Colorado has adopted the Uniform Parentage Act, which allows either parent of a child to file a petition to establish paternity. If the family law (juvenile) court finds that a particular person is the child's father, it can issue orders related to parenting time and child support. In general, it is important to accurately and legally establish paternity in Colorado because it strengthens a father's bond to his child and determines both rights and obligations.
If two parents disagree or do not get along in the future, having certainty in this area ensures that the child is supported regardless of the parents' feelings about each other. It also allows a young person to feel confident about his or her identity and origins. Our Denver paternity lawyers at Plog & Stein, P.C. can help you seek to establish or contest paternity in the Denver area. Let us help you make sure that your child has the financial and emotional security that he or she needs. We can also help secure visitation and custody rights.
It is presumed in Colorado that a man is the natural father of a child in several different circumstances. The presumption of paternity applies when a child is born during a marriage or when a child is born within 300 days of a termination of either a valid marriage or an invalid marriage that the parents treated as valid.
A presumption of paternity also applies when a man and the child's mother marry or try to marry each other after the child's birth, and any of the followin happens:
- The father acknowledges paternity in a document filed with the state Department of Health
- The father consents to being named as the child's father in the birth certificate
- The father is obligated to support the child through a voluntary written promise, court order, or administrative order
- The father receives the child into his home while the child is under the age of majority and holds the child out to the public as his natural child
- Genetic testing establishes parentage
- The father executes and signs a voluntary written acknowledgement of paternity, which is filed with the Department of Health and not disputed by the mother
A couple can voluntarily execute a joint Acknowledgement of Paternity that establishes paternity. This document becomes legally binding after 60 days have passed. However, as a paternity attorney in Denver can explain, the Acknowledgement alone doesn't establish child support or a parenting time schedule. A court order is required to create these rights and obligations. In general, an individual who is determined to be the father through judicial proceedings or who acknowledges paternity may have to pay back support from the child's birth onward and also contribute to the child's birthing costs. If there is a dispute over paternity, a court typically requires DNA testing or other reliable genetic testing.Child Support & Paternity Cases
Aside from the parental responsibilities and visitation aspects of a paternity case, the financial ramifications can be significantly different from a "domestic relations" case, whether divorce or custody. Colorado statute, Title 19, authorizes a court to award child support potentially back to the date of the birth of the child. In child support cases, child support can be assessed back to the service date.
The following birth-related costs can be assessed:
- Doctor bills
- Hospital bills
A paternity case can arise at any time in the child's life and yours. Knowing your rights and potential risks as to the financial aspects of a paternity case is critical for the future.Have Questions? Seek Legal Guidance From Our Denver Paternity Attorneys at Plog & Stein, P.C.!

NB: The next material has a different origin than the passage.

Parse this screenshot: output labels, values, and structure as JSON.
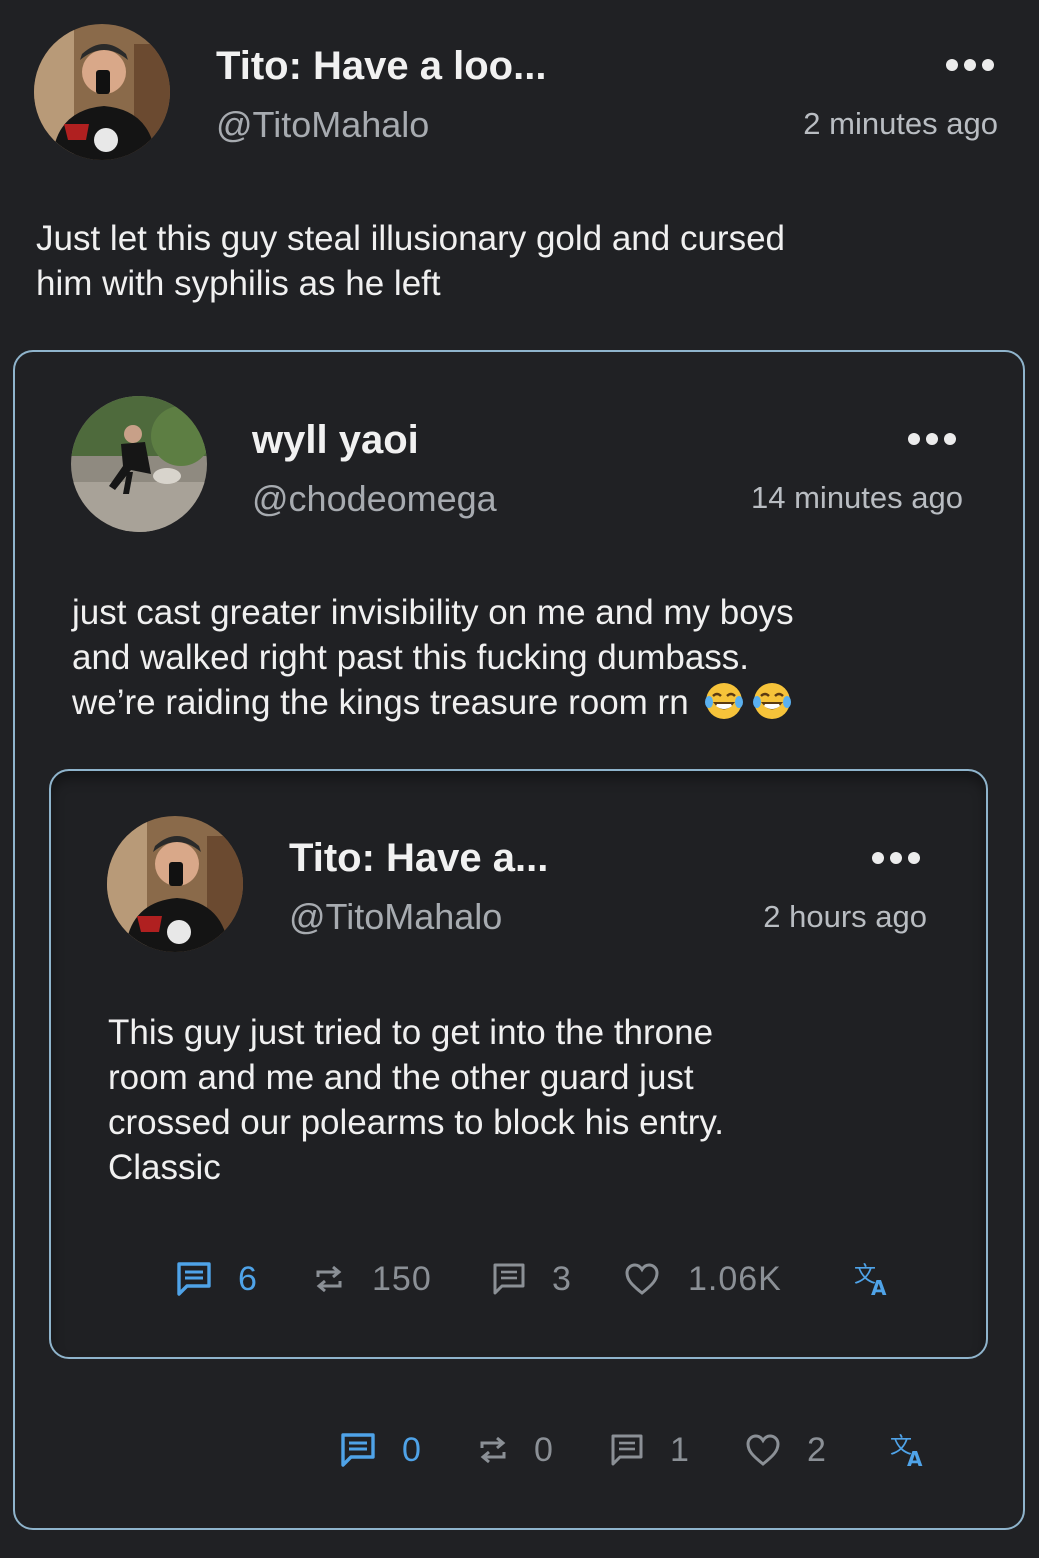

Paternity disputes can be emotionally challenging for both parties. It is important to have a lawyer whom you trust to give you honest advice about a sensible course of action in a sensitive, potentially life-altering situation. Our paternity lawyers help clients in Denver and the surrounding communities who are struggling with questions of parentage and parenting obligations. Establishing paternity does not necessarily result in getting custody, but it is a first step towards determining child support obligations and a parenting time schedule.